These guidelinces are making an appearance on college campuses in different ways. For instance, Virginia Commonwealth University will be open to full capacity, with particular academic resources and classes offered virtually. In their most recent update, many of the common spaces, like the VCU Libraries, the Hunton Student Center, and the Larrick Center, will be open with little to no restrictions.
VCU will be requiring vaccines for students who will be living on campus. Students must report their vaccination to the student health portal by July 15. Faculty and staff are not required but are strongly encouraged to get vaccinated as soon as possible. Additionally, social distancing requirements are no longer in place, and as the CDC has advised, masks are not required for vaccinated university members.
In a letter to the VCU community, President Michael Rao and other administration members wrote, “[COVID-19] vaccines are now widely available and have proven to be some of the safest, most reliable, and effective vaccines in history.”
“This requirement will allow our students to safely learn, live, gather and experience college at its best.”
Vaccines are also required at the University of Richmond, but with one condition: one of the vaccines must be fully approved by the FDA. In their most recent update, it said, “the University believes it is appropriate to wait for full FDA approval of at least one of the vaccines before requiring students, faculty, and staff to be vaccinated.”
As of now, each of the COVID-19 vaccines is under emergency use authorization because of the rapid spread of the virus. Various experts have explained that the vaccines could be fully approved by the end of the year.

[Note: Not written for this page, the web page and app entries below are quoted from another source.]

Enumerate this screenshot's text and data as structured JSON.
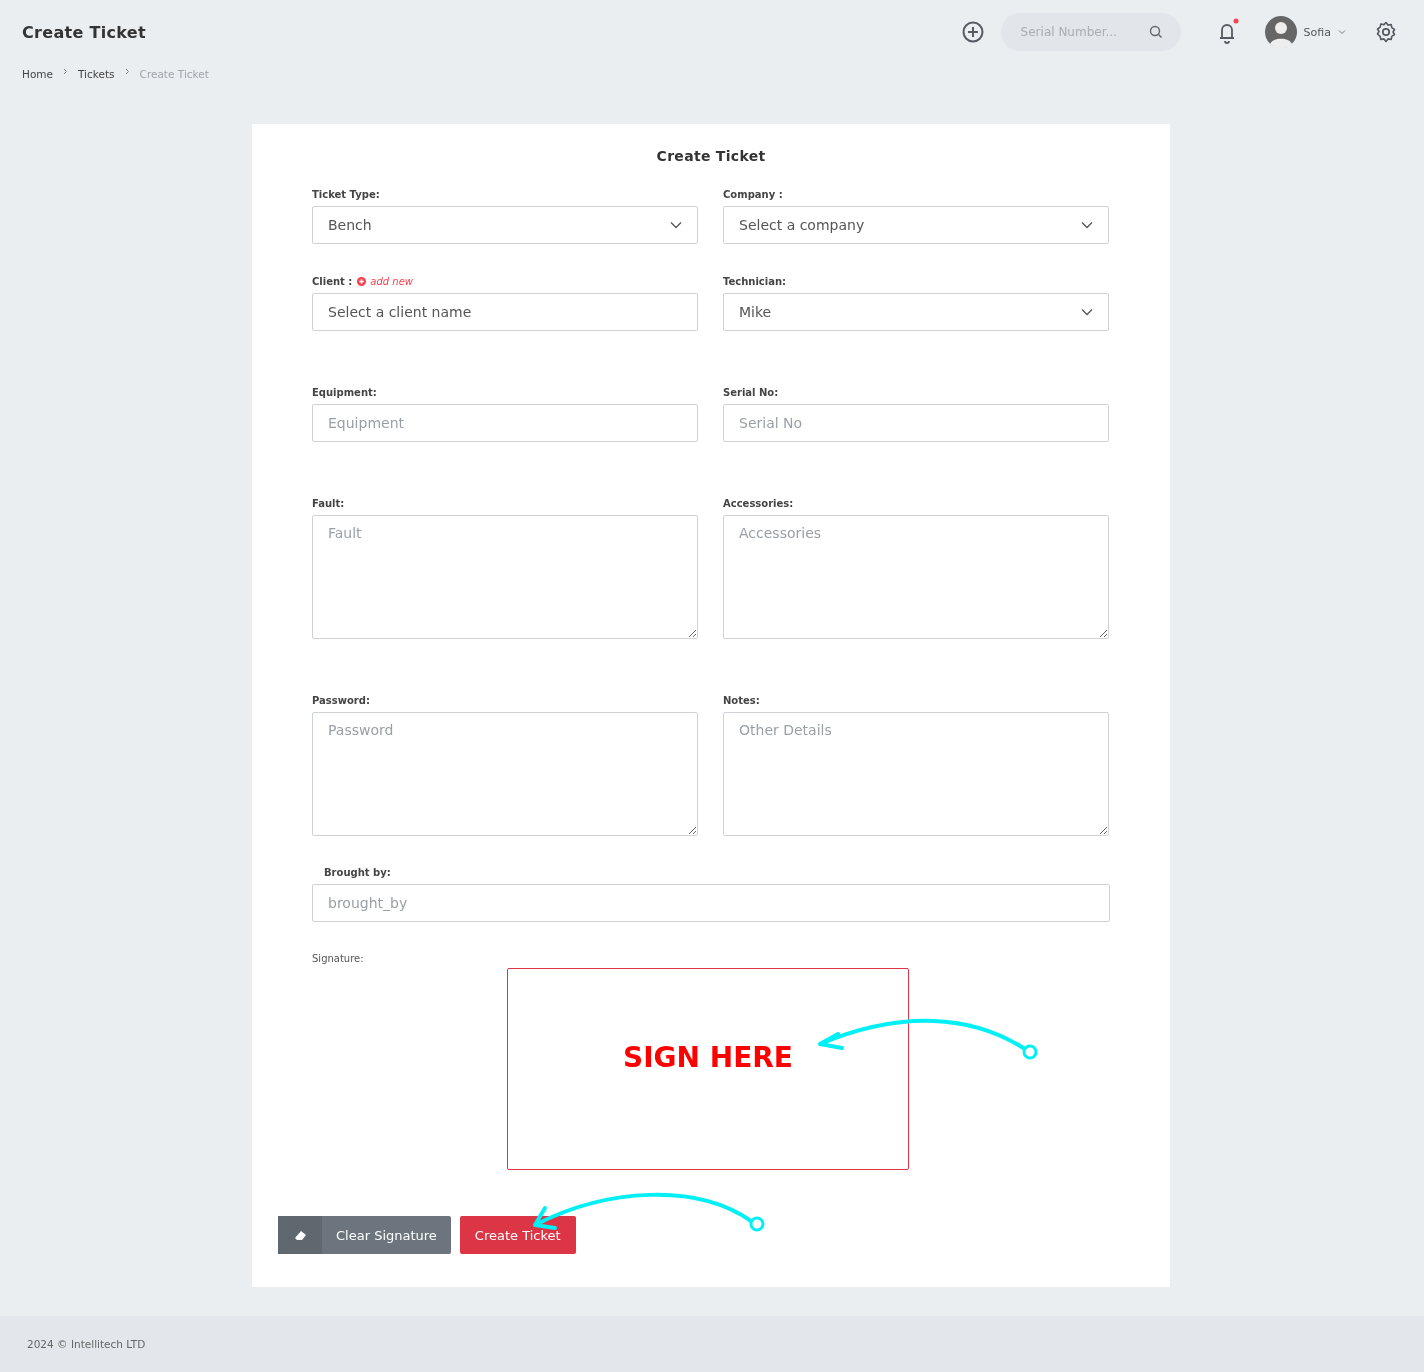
{
  "header": {
    "title": "Create Ticket",
    "search": {
      "placeholder": "Serial Number..."
    },
    "user": {
      "name": "Sofia"
    }
  },
  "breadcrumb": [
    {
      "label": "Home",
      "current": false
    },
    {
      "label": "Tickets",
      "current": false
    },
    {
      "label": "Create Ticket",
      "current": true
    }
  ],
  "form": {
    "title": "Create Ticket",
    "rows": [
      [
        {
          "label": "Ticket Type:",
          "kind": "select",
          "value": "Bench"
        },
        {
          "label": "Company :",
          "kind": "select",
          "value": "Select a company"
        }
      ],
      [
        {
          "label": "Client :",
          "link": "add new",
          "kind": "input",
          "value": "Select a client name"
        },
        {
          "label": "Technician:",
          "kind": "select",
          "value": "Mike"
        }
      ],
      [
        {
          "label": "Equipment:",
          "kind": "input",
          "placeholder": "Equipment"
        },
        {
          "label": "Serial No:",
          "kind": "input",
          "placeholder": "Serial No"
        }
      ],
      [
        {
          "label": "Fault:",
          "kind": "textarea",
          "placeholder": "Fault"
        },
        {
          "label": "Accessories:",
          "kind": "textarea",
          "placeholder": "Accessories"
        }
      ],
      [
        {
          "label": "Password:",
          "kind": "textarea",
          "placeholder": "Password"
        },
        {
          "label": "Notes:",
          "kind": "textarea",
          "placeholder": "Other Details"
        }
      ]
    ],
    "brought_by": {
      "label": "Brought by:",
      "placeholder": "brought_by"
    },
    "signature": {
      "label": "Signature:",
      "prompt": "SIGN HERE"
    },
    "buttons": [
      {
        "label": "Clear Signature",
        "kind": "secondary"
      },
      {
        "label": "Create Ticket",
        "kind": "primary"
      }
    ]
  },
  "footer": "2024 © Intellitech LTD"
}
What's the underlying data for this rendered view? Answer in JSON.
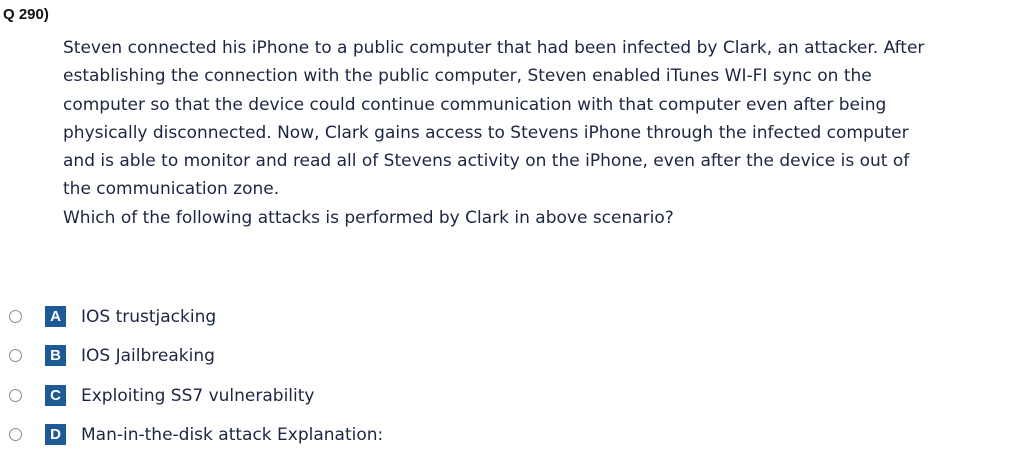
{
  "question": {
    "number": "Q 290)",
    "stem_lines": [
      "Steven connected his iPhone to a public computer that had been infected by Clark, an attacker. After",
      "establishing the connection with the public computer, Steven enabled iTunes WI-FI sync on the",
      "computer so that the device could continue communication with that computer even after being",
      "physically disconnected. Now, Clark gains access to Stevens iPhone through the infected computer",
      "and is able to monitor and read all of Stevens activity on the iPhone, even after the device is out of",
      "the communication zone.",
      "Which of the following attacks is performed by Clark in above scenario?"
    ]
  },
  "options": [
    {
      "letter": "A",
      "text": "IOS trustjacking"
    },
    {
      "letter": "B",
      "text": "IOS Jailbreaking"
    },
    {
      "letter": "C",
      "text": "Exploiting SS7 vulnerability"
    },
    {
      "letter": "D",
      "text": "Man-in-the-disk attack Explanation:"
    }
  ],
  "colors": {
    "letter_badge": "#1d5a96",
    "text": "#1c2641"
  }
}
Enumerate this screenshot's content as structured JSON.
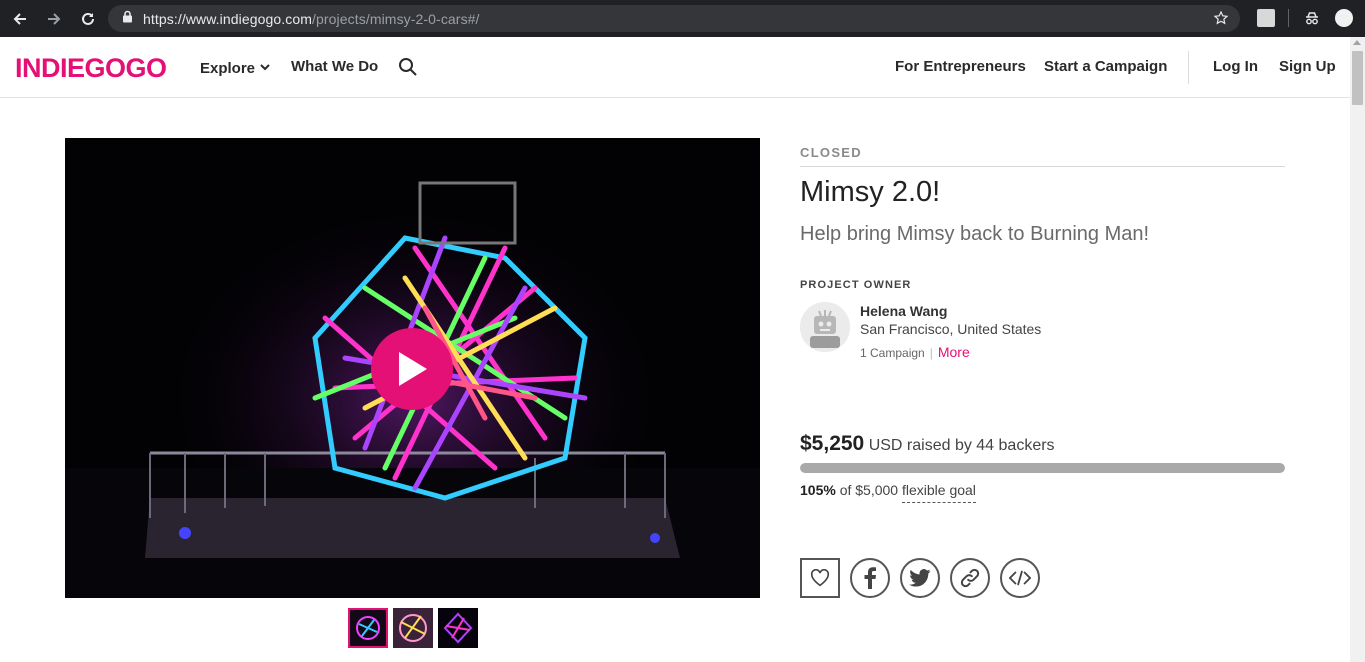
{
  "browser": {
    "url_host": "https://www.indiegogo.com",
    "url_path": "/projects/mimsy-2-0-cars#/"
  },
  "header": {
    "logo": "INDIEGOGO",
    "nav_left": [
      "Explore",
      "What We Do"
    ],
    "nav_right": [
      "For Entrepreneurs",
      "Start a Campaign"
    ],
    "auth": [
      "Log In",
      "Sign Up"
    ]
  },
  "campaign": {
    "status": "CLOSED",
    "title": "Mimsy 2.0!",
    "tagline": "Help bring Mimsy back to Burning Man!",
    "owner_label": "PROJECT OWNER",
    "owner": {
      "name": "Helena Wang",
      "location": "San Francisco, United States",
      "campaigns": "1 Campaign",
      "more": "More"
    },
    "funding": {
      "amount": "$5,250",
      "raised_text": "USD raised by 44 backers",
      "percent_text": "105%",
      "goal_text": "of $5,000",
      "goal_type": "flexible goal",
      "progress": 1.0
    }
  },
  "colors": {
    "brand": "#e51075"
  },
  "icons": [
    "back-icon",
    "forward-icon",
    "reload-icon",
    "lock-icon",
    "star-icon",
    "search-icon",
    "play-icon",
    "heart-icon",
    "facebook-icon",
    "twitter-icon",
    "link-icon",
    "embed-icon"
  ]
}
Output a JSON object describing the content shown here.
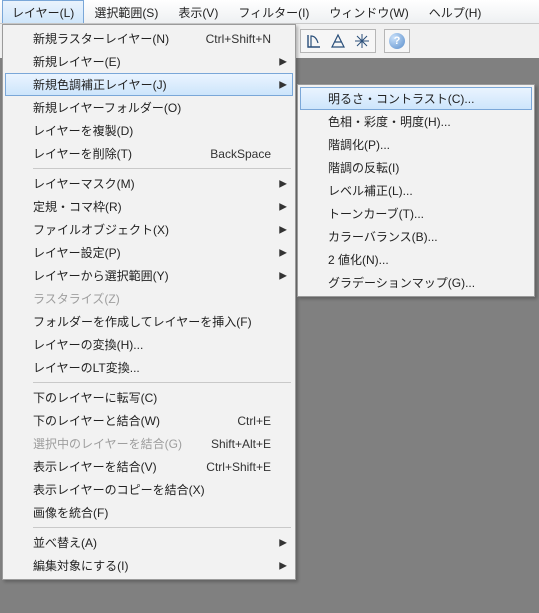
{
  "menubar": {
    "items": [
      {
        "label": "レイヤー(L)"
      },
      {
        "label": "選択範囲(S)"
      },
      {
        "label": "表示(V)"
      },
      {
        "label": "フィルター(I)"
      },
      {
        "label": "ウィンドウ(W)"
      },
      {
        "label": "ヘルプ(H)"
      }
    ]
  },
  "help_label": "?",
  "menu_main": {
    "groups": [
      [
        {
          "label": "新規ラスターレイヤー(N)",
          "accel": "Ctrl+Shift+N"
        },
        {
          "label": "新規レイヤー(E)",
          "submenu": true
        },
        {
          "label": "新規色調補正レイヤー(J)",
          "submenu": true,
          "highlight": true
        },
        {
          "label": "新規レイヤーフォルダー(O)"
        },
        {
          "label": "レイヤーを複製(D)"
        },
        {
          "label": "レイヤーを削除(T)",
          "accel": "BackSpace"
        }
      ],
      [
        {
          "label": "レイヤーマスク(M)",
          "submenu": true
        },
        {
          "label": "定規・コマ枠(R)",
          "submenu": true
        },
        {
          "label": "ファイルオブジェクト(X)",
          "submenu": true
        },
        {
          "label": "レイヤー設定(P)",
          "submenu": true
        },
        {
          "label": "レイヤーから選択範囲(Y)",
          "submenu": true
        },
        {
          "label": "ラスタライズ(Z)",
          "disabled": true
        },
        {
          "label": "フォルダーを作成してレイヤーを挿入(F)"
        },
        {
          "label": "レイヤーの変換(H)..."
        },
        {
          "label": "レイヤーのLT変換..."
        }
      ],
      [
        {
          "label": "下のレイヤーに転写(C)"
        },
        {
          "label": "下のレイヤーと結合(W)",
          "accel": "Ctrl+E"
        },
        {
          "label": "選択中のレイヤーを結合(G)",
          "accel": "Shift+Alt+E",
          "disabled": true
        },
        {
          "label": "表示レイヤーを結合(V)",
          "accel": "Ctrl+Shift+E"
        },
        {
          "label": "表示レイヤーのコピーを結合(X)"
        },
        {
          "label": "画像を統合(F)"
        }
      ],
      [
        {
          "label": "並べ替え(A)",
          "submenu": true
        },
        {
          "label": "編集対象にする(I)",
          "submenu": true
        }
      ]
    ]
  },
  "menu_sub": {
    "items": [
      {
        "label": "明るさ・コントラスト(C)...",
        "highlight": true
      },
      {
        "label": "色相・彩度・明度(H)..."
      },
      {
        "label": "階調化(P)..."
      },
      {
        "label": "階調の反転(I)"
      },
      {
        "label": "レベル補正(L)..."
      },
      {
        "label": "トーンカーブ(T)..."
      },
      {
        "label": "カラーバランス(B)..."
      },
      {
        "label": "2 値化(N)..."
      },
      {
        "label": "グラデーションマップ(G)..."
      }
    ]
  }
}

To the excitement of many students, many universities are expecting to bring back fall and Thanksgiving breaks. Virginia State University’s academic calendar resembles that of a normal year, with the fall semester beginning on August 23 and ending on December 17. Fall break will be in mid-October.
Many schools are trying their hardest to get students back on campus to make up for shortfalls in the previous year. Countless students were still subject to the full price of admission despite taking classes online or from home.
As students return from a tumultuous school year, colleges want to remind them of the promises they made during the height of the pandemic. Provost Jeffrey Legro, Executive Vice President David Hale, and Vice President for Student Development Steve Bisese at the University of Richmond made sure to mention this in their letter to the community.
“While we are fully committed to residential education in a mode of operations closely resembling the pre-COVID Richmond experience, we understand that public health conditions may change again in unexpected ways,” they wrote.
“Should conditions require further adaptations, we are prepared to implement changes to our health and safety protocols in order to support the continued academic progress of our students.”